Mason said he wanted to create a “filmic olympiad of short films,” bringing together different cultures in one evening in an attempt to meet filmmakers and actors like himself.

It began as one small event in Union Square Park in New York City with a small panel of celebrity judges. The unexpected turning point for Manhattan Short came three years later: Sept. 11, 2001. Manhattan Short proceeded in Union Square Park 12 days after 9/11. 

For weeks following the tragedy, Union Square was a shrine for media coverage, and the film festival was no exception. International news coverage brought vast amounts of supporters who were interested in Manhattan Short, which Mason said helped the festival find its voice.Mason said the films were revealing about the way the world was feeling — themes of hatred, religion and war brought new meaning to the festival. 

“The films were more revealing to me than watching anything else I was reading or seeing in any news channel or publication,” Mason said. 

In 2004, the festival branched out to seven states and eliminated the panel of judges, now relying entirely on the general public to choose the best film. Mason said the element of audience interaction is what makes the Manhattan Short Festival unique. Currently, there are no sponsors and no celebrities involved.

"It wasn't until you handed voting to the general public that it became what it is," Mason said. 

Mason said he sees the future of Manhattan Short as a community-based event and wants to focus on small towns across the U.S. where the community may not have access to non-mainstream art like this. 

“There’s people who need to see this and it makes it a better country, a better world if they do see this,” he said.

One of those small towns is Dexter, Mich. Librarian Lisa Ryan said she is looking forward to hosting Manhattan Short at Dexter District Library for the first time. There are no theaters in the town and the library is one of the central hubs for community events. Ryan said she hopes that the festival’s presence in Dexter will broaden the community members' horizons by giving them access to international short films which they wouldn’t otherwise see. 
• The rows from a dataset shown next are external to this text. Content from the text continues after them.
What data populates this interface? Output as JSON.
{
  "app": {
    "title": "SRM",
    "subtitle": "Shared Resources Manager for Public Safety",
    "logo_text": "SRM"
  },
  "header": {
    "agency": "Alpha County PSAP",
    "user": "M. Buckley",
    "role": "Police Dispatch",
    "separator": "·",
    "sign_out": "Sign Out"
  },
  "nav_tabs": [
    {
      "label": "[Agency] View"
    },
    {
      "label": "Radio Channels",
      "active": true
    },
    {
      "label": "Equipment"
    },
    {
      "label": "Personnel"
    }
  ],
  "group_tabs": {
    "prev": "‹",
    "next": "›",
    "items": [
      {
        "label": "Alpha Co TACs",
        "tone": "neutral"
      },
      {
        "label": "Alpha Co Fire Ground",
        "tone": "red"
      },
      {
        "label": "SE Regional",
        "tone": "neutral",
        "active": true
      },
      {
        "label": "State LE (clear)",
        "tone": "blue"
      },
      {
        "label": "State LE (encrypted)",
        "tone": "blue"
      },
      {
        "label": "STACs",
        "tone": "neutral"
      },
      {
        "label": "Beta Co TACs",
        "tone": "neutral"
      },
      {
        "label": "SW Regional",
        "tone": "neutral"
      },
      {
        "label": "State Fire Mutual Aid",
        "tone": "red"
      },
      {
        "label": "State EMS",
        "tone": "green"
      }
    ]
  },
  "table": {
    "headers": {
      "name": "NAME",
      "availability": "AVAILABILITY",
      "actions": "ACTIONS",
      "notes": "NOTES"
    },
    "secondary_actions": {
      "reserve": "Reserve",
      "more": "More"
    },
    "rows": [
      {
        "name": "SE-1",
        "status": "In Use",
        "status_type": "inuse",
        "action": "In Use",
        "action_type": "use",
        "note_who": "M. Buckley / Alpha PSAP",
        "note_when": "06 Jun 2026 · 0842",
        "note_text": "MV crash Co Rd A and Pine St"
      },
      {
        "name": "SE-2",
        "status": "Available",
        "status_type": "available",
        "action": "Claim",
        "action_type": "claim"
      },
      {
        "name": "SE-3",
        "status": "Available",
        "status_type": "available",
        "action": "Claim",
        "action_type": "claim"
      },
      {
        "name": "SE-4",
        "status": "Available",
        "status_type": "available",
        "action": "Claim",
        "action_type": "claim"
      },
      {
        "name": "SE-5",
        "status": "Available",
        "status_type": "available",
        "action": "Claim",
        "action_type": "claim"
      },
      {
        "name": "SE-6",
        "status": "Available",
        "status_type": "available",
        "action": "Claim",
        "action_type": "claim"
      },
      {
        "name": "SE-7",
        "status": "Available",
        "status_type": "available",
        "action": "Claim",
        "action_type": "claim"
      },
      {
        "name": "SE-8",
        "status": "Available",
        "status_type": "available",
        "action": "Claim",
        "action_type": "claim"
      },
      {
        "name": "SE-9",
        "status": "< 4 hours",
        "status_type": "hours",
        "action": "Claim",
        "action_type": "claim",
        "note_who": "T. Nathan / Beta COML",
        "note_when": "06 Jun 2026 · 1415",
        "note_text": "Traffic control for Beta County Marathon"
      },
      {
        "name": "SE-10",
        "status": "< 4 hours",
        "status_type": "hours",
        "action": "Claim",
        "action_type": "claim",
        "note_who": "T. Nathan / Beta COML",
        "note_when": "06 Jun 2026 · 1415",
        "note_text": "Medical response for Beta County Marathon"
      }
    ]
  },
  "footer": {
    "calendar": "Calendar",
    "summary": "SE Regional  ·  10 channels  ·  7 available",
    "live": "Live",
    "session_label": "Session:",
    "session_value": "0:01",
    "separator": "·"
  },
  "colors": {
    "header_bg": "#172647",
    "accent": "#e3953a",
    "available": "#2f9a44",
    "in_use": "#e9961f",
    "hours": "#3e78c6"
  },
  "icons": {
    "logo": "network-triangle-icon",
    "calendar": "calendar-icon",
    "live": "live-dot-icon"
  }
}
Other venues across the globe share Lisa’s sentiment. Patrick Phelps-Mckeown, marketing director at The ArtsCenter in Carborro, said they’ve included Manhattan Short in their programming season to broaden and diversify their programs. The festival aligns with The ArtsCenter's mission to provide creative expression that is accessible to all the community.Phelps-Mckeown said the festival is “very democratic,” and attendees will be notified afterwards about the winners. 

"We're always looking for an opportunity to showcase quality, experimental films that you couldn't necessarily see at a major movie theater," Phelps-Mckeown said.